**Work required:** The data below is to be copied exactly, line by line.
##### Recorded information
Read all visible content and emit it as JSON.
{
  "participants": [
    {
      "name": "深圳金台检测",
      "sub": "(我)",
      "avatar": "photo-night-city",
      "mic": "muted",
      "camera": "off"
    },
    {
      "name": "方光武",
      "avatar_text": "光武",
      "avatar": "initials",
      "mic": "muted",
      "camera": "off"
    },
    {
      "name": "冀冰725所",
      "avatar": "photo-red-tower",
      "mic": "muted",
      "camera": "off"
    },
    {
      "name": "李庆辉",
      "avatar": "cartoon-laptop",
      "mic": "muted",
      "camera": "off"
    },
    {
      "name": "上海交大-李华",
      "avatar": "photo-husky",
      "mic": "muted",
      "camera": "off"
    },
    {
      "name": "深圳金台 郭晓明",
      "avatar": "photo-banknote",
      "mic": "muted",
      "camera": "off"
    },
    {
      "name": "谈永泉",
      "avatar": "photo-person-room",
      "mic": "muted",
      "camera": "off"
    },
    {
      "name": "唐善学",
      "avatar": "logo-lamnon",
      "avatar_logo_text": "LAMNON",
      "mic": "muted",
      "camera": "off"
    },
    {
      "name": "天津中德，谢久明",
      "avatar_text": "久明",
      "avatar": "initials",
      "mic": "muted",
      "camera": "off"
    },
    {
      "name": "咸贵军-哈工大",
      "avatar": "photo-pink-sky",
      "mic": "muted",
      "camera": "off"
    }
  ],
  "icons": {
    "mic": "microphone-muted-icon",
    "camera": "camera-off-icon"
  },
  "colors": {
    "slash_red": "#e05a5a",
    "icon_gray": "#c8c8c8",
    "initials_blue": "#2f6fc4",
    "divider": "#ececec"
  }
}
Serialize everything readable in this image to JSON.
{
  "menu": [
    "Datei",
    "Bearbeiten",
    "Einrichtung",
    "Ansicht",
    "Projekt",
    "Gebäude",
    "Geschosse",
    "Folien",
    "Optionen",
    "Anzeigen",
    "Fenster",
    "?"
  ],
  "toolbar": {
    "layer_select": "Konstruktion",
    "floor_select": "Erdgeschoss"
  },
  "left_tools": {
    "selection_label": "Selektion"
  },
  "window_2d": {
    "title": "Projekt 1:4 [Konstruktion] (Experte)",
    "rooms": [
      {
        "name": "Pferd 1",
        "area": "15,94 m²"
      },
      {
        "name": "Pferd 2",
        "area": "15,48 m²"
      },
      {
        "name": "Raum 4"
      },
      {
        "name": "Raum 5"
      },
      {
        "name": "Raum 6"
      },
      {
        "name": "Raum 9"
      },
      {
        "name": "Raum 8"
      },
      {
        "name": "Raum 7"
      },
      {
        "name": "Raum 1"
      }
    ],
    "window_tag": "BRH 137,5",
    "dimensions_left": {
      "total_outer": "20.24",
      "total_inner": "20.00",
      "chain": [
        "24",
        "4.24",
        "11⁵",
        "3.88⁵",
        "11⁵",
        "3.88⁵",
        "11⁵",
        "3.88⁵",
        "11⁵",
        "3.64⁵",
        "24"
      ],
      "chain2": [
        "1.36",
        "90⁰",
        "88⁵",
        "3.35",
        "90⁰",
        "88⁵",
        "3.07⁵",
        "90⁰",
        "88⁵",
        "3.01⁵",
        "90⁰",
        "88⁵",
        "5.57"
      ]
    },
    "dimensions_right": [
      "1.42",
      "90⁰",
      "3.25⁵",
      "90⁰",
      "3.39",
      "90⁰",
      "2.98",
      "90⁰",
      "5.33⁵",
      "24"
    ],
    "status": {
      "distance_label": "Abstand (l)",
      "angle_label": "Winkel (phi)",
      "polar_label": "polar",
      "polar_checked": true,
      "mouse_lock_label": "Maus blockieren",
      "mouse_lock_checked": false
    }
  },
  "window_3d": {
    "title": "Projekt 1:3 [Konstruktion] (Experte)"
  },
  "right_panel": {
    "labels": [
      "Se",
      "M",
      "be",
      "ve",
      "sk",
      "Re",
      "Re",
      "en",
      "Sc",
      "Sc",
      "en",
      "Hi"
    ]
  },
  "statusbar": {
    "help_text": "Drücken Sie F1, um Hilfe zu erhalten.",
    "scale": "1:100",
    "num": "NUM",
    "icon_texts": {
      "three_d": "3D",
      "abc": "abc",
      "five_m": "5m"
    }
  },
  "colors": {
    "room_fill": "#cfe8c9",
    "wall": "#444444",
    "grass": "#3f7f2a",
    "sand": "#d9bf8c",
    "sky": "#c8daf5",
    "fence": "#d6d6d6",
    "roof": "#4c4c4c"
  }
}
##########
**Result of this task:**
Read all visible content and emit it as JSON.
{
  "participants": [
    {
      "name": "深圳金台检测",
      "sub": "(我)",
      "avatar": "photo-night-city",
      "mic": "muted",
      "camera": "off"
    },
    {
      "name": "方光武",
      "avatar_text": "光武",
      "avatar": "initials",
      "mic": "muted",
      "camera": "off"
    },
    {
      "name": "冀冰725所",
      "avatar": "photo-red-tower",
      "mic": "muted",
      "camera": "off"
    },
    {
      "name": "李庆辉",
      "avatar": "cartoon-laptop",
      "mic": "muted",
      "camera": "off"
    },
    {
      "name": "上海交大-李华",
      "avatar": "photo-husky",
      "mic": "muted",
      "camera": "off"
    },
    {
      "name": "深圳金台 郭晓明",
      "avatar": "photo-banknote",
      "mic": "muted",
      "camera": "off"
    },
    {
      "name": "谈永泉",
      "avatar": "photo-person-room",
      "mic": "muted",
      "camera": "off"
    },
    {
      "name": "唐善学",
      "avatar": "logo-lamnon",
      "avatar_logo_text": "LAMNON",
      "mic": "muted",
      "camera": "off"
    },
    {
      "name": "天津中德，谢久明",
      "avatar_text": "久明",
      "avatar": "initials",
      "mic": "muted",
      "camera": "off"
    },
    {
      "name": "咸贵军-哈工大",
      "avatar": "photo-pink-sky",
      "mic": "muted",
      "camera": "off"
    }
  ],
  "icons": {
    "mic": "microphone-muted-icon",
    "camera": "camera-off-icon"
  },
  "colors": {
    "slash_red": "#e05a5a",
    "icon_gray": "#c8c8c8",
    "initials_blue": "#2f6fc4",
    "divider": "#ececec"
  }
}
Serialize everything readable in this image to JSON.
{
  "menu": [
    "Datei",
    "Bearbeiten",
    "Einrichtung",
    "Ansicht",
    "Projekt",
    "Gebäude",
    "Geschosse",
    "Folien",
    "Optionen",
    "Anzeigen",
    "Fenster",
    "?"
  ],
  "toolbar": {
    "layer_select": "Konstruktion",
    "floor_select": "Erdgeschoss"
  },
  "left_tools": {
    "selection_label": "Selektion"
  },
  "window_2d": {
    "title": "Projekt 1:4 [Konstruktion] (Experte)",
    "rooms": [
      {
        "name": "Pferd 1",
        "area": "15,94 m²"
      },
      {
        "name": "Pferd 2",
        "area": "15,48 m²"
      },
      {
        "name": "Raum 4"
      },
      {
        "name": "Raum 5"
      },
      {
        "name": "Raum 6"
      },
      {
        "name": "Raum 9"
      },
      {
        "name": "Raum 8"
      },
      {
        "name": "Raum 7"
      },
      {
        "name": "Raum 1"
      }
    ],
    "window_tag": "BRH 137,5",
    "dimensions_left": {
      "total_outer": "20.24",
      "total_inner": "20.00",
      "chain": [
        "24",
        "4.24",
        "11⁵",
        "3.88⁵",
        "11⁵",
        "3.88⁵",
        "11⁵",
        "3.88⁵",
        "11⁵",
        "3.64⁵",
        "24"
      ],
      "chain2": [
        "1.36",
        "90⁰",
        "88⁵",
        "3.35",
        "90⁰",
        "88⁵",
        "3.07⁵",
        "90⁰",
        "88⁵",
        "3.01⁵",
        "90⁰",
        "88⁵",
        "5.57"
      ]
    },
    "dimensions_right": [
      "1.42",
      "90⁰",
      "3.25⁵",
      "90⁰",
      "3.39",
      "90⁰",
      "2.98",
      "90⁰",
      "5.33⁵",
      "24"
    ],
    "status": {
      "distance_label": "Abstand (l)",
      "angle_label": "Winkel (phi)",
      "polar_label": "polar",
      "polar_checked": true,
      "mouse_lock_label": "Maus blockieren",
      "mouse_lock_checked": false
    }
  },
  "window_3d": {
    "title": "Projekt 1:3 [Konstruktion] (Experte)"
  },
  "right_panel": {
    "labels": [
      "Se",
      "M",
      "be",
      "ve",
      "sk",
      "Re",
      "Re",
      "en",
      "Sc",
      "Sc",
      "en",
      "Hi"
    ]
  },
  "statusbar": {
    "help_text": "Drücken Sie F1, um Hilfe zu erhalten.",
    "scale": "1:100",
    "num": "NUM",
    "icon_texts": {
      "three_d": "3D",
      "abc": "abc",
      "five_m": "5m"
    }
  },
  "colors": {
    "room_fill": "#cfe8c9",
    "wall": "#444444",
    "grass": "#3f7f2a",
    "sand": "#d9bf8c",
    "sky": "#c8daf5",
    "fence": "#d6d6d6",
    "roof": "#4c4c4c"
  }
}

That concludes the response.